Data about app and page elements
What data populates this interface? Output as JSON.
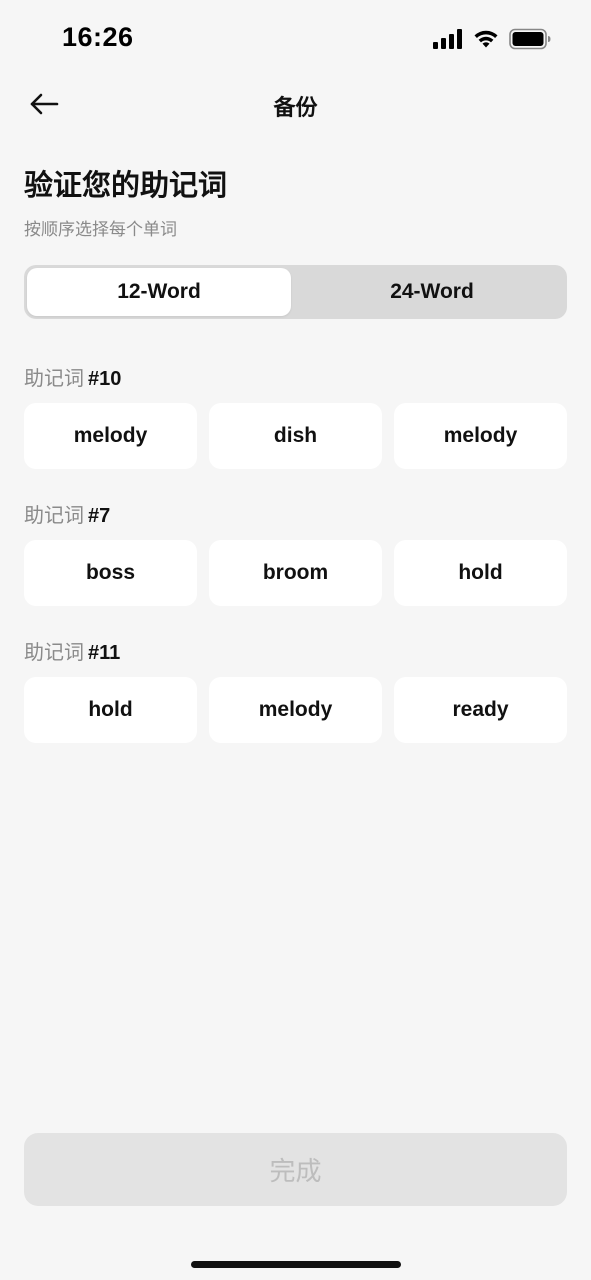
{
  "status_bar": {
    "time": "16:26"
  },
  "nav": {
    "title": "备份"
  },
  "page": {
    "heading": "验证您的助记词",
    "subtitle": "按顺序选择每个单词"
  },
  "segmented": {
    "options": [
      "12-Word",
      "24-Word"
    ],
    "selected": "12-Word"
  },
  "groups": [
    {
      "label": "助记词",
      "number": "#10",
      "options": [
        "melody",
        "dish",
        "melody"
      ]
    },
    {
      "label": "助记词",
      "number": "#7",
      "options": [
        "boss",
        "broom",
        "hold"
      ]
    },
    {
      "label": "助记词",
      "number": "#11",
      "options": [
        "hold",
        "melody",
        "ready"
      ]
    }
  ],
  "footer": {
    "done_label": "完成"
  },
  "colors": {
    "background": "#f6f6f6",
    "card": "#ffffff",
    "segment_track": "#d9d9d9",
    "disabled_button": "#e3e3e3",
    "disabled_text": "#bdbdbd",
    "muted_text": "#8a8a8a"
  },
  "icons": {
    "back": "arrow-left-icon",
    "signal": "cellular-signal-icon",
    "wifi": "wifi-icon",
    "battery": "battery-icon"
  }
}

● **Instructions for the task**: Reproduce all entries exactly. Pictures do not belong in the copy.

● **Exercise answer**:
What data populates this interface? Output as JSON.
{
  "status_bar": {
    "time": "16:26"
  },
  "nav": {
    "title": "备份"
  },
  "page": {
    "heading": "验证您的助记词",
    "subtitle": "按顺序选择每个单词"
  },
  "segmented": {
    "options": [
      "12-Word",
      "24-Word"
    ],
    "selected": "12-Word"
  },
  "groups": [
    {
      "label": "助记词",
      "number": "#10",
      "options": [
        "melody",
        "dish",
        "melody"
      ]
    },
    {
      "label": "助记词",
      "number": "#7",
      "options": [
        "boss",
        "broom",
        "hold"
      ]
    },
    {
      "label": "助记词",
      "number": "#11",
      "options": [
        "hold",
        "melody",
        "ready"
      ]
    }
  ],
  "footer": {
    "done_label": "完成"
  },
  "colors": {
    "background": "#f6f6f6",
    "card": "#ffffff",
    "segment_track": "#d9d9d9",
    "disabled_button": "#e3e3e3",
    "disabled_text": "#bdbdbd",
    "muted_text": "#8a8a8a"
  },
  "icons": {
    "back": "arrow-left-icon",
    "signal": "cellular-signal-icon",
    "wifi": "wifi-icon",
    "battery": "battery-icon"
  }
}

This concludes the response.